The Ministry of Foreign Affairs (MOFA) yesterday promised to help a new university graduate who wants to serve in the military but is unable to do so because he holds dual nationality.
The man, surnamed Shih (施), who graduated from National Taiwan University earlier this year, has passed all phases of the testing process to enroll in a volunteer reserve officer training program but his application has been stalled because of the nationality issue, Democratic Progressive Party Legislator Tsai Huang-liang (蔡煌瑯) told a press conference.
Unlike the compulsory national service system in which all Republic of China (ROC) males living in Taiwan are required to serve even if they have dual nationality, those who wish to pursue a professional military career cannot hold a passport from another country.
Born in Bolivia, Shih holds both Bolivian and ROC nationality.
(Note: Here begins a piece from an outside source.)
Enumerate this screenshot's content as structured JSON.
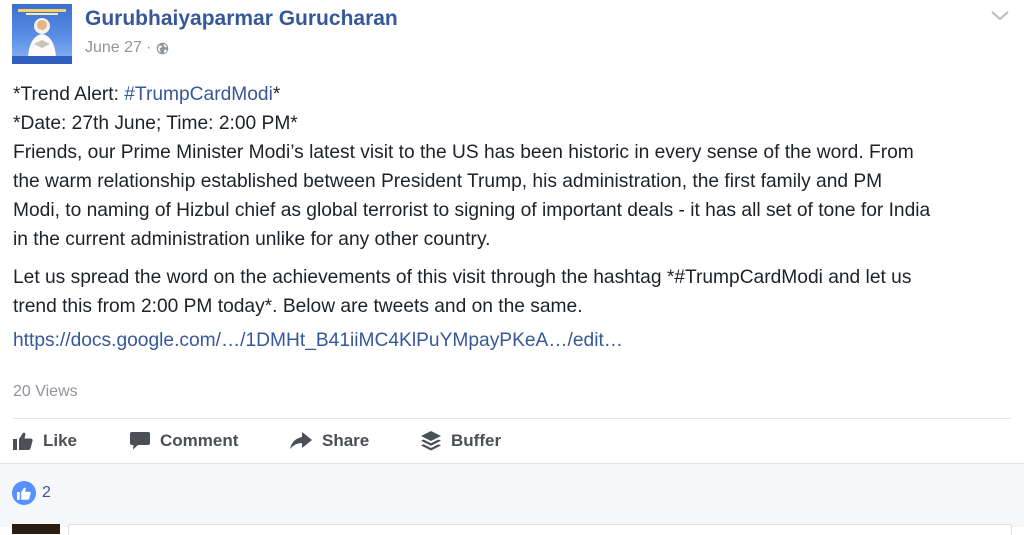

He came to Taiwan at the age of three and has never returned to Bolivia, Tsai said.
In 2008, Shih went to study in the US, traveling on his ROC passport, the legislator said.
Shih was recently instructed by the Ministry of National Defense to give up his Bolivian nationality by March 28 to be eligible to serve in accordance with the Nationality Act (國籍法), or face having his qualifications to enroll in the training program revoked, Tsai said.
However, the Bolivian government has said there is “no need” for Shih to give up his Bolivian citizenship because the country accepts dual citizenship. It has therefore refused to issue a verification document of Shih’s relinquishment of his Bolivian nationality, Tsai said.
Bai Chieh-lung (白捷隆), a human resources official at the Ministry of National Defense, said the military carries out its responsibilities in accordance with the law and that the law is clear that Shih must file evidence proving he has relinquished his Bolivian nationality.
Chen Shou-han (陳首翰), a MOFA legal official, said that Shih’s relinquishment of his Bolivian nationality could not be validated based only on unilateral recognition by Taiwan.
Chen added that the MOFA would instruct its representatives in Bolivia to gain an understanding of that country’s laws and seek ways to help Shih give up his Bolivian nationality.